_Your objective_
Repeat the records exactly as given. Do not include the pictures.
[Supplied data — start]
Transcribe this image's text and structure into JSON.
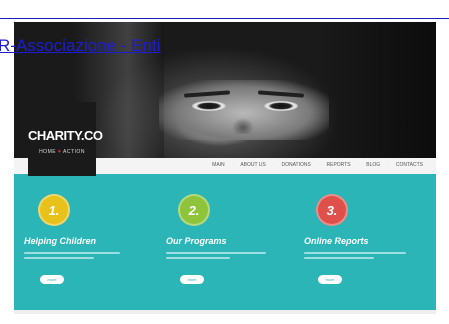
{
  "link": {
    "text": "R-Associazione - Enti"
  },
  "logo": {
    "name": "CHARITY.CO",
    "tagline_pre": "HOME ",
    "tagline_mid": "♥",
    "tagline_post": " ACTION"
  },
  "nav": {
    "items": [
      "MAIN",
      "ABOUT US",
      "DONATIONS",
      "REPORTS",
      "BLOG",
      "CONTACTS"
    ]
  },
  "columns": [
    {
      "number": "1.",
      "title": "Helping Children",
      "badge_color": "#e8c21a",
      "button": "more"
    },
    {
      "number": "2.",
      "title": "Our Programs",
      "badge_color": "#8fc43a",
      "button": "more"
    },
    {
      "number": "3.",
      "title": "Online Reports",
      "badge_color": "#e0504a",
      "button": "more"
    }
  ],
  "colors": {
    "teal": "#2bb5b6",
    "link": "#1d1dd6"
  }
}
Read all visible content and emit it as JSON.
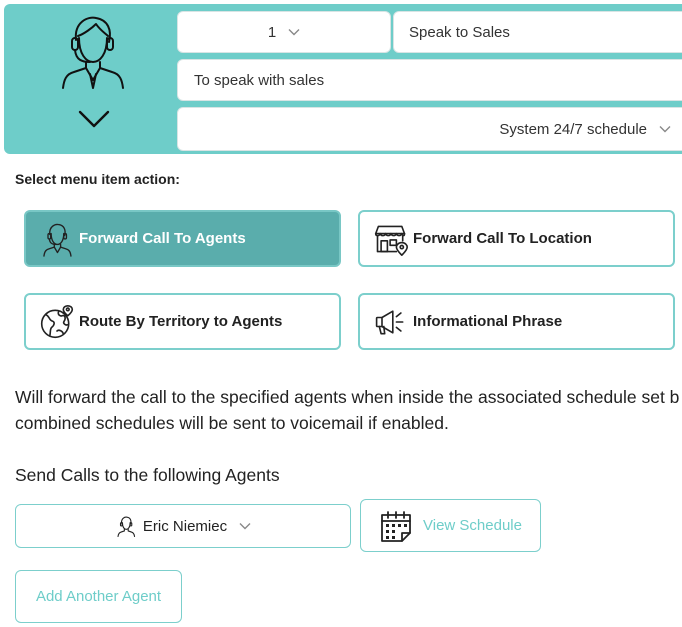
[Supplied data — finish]
_The answer_
Transcribe this image's text and structure into JSON.
{
  "link": {
    "text": "R-Associazione - Enti"
  },
  "logo": {
    "name": "CHARITY.CO",
    "tagline_pre": "HOME ",
    "tagline_mid": "♥",
    "tagline_post": " ACTION"
  },
  "nav": {
    "items": [
      "MAIN",
      "ABOUT US",
      "DONATIONS",
      "REPORTS",
      "BLOG",
      "CONTACTS"
    ]
  },
  "columns": [
    {
      "number": "1.",
      "title": "Helping Children",
      "badge_color": "#e8c21a",
      "button": "more"
    },
    {
      "number": "2.",
      "title": "Our Programs",
      "badge_color": "#8fc43a",
      "button": "more"
    },
    {
      "number": "3.",
      "title": "Online Reports",
      "badge_color": "#e0504a",
      "button": "more"
    }
  ],
  "colors": {
    "teal": "#2bb5b6",
    "link": "#1d1dd6"
  }
}
Read all visible content and emit it as JSON.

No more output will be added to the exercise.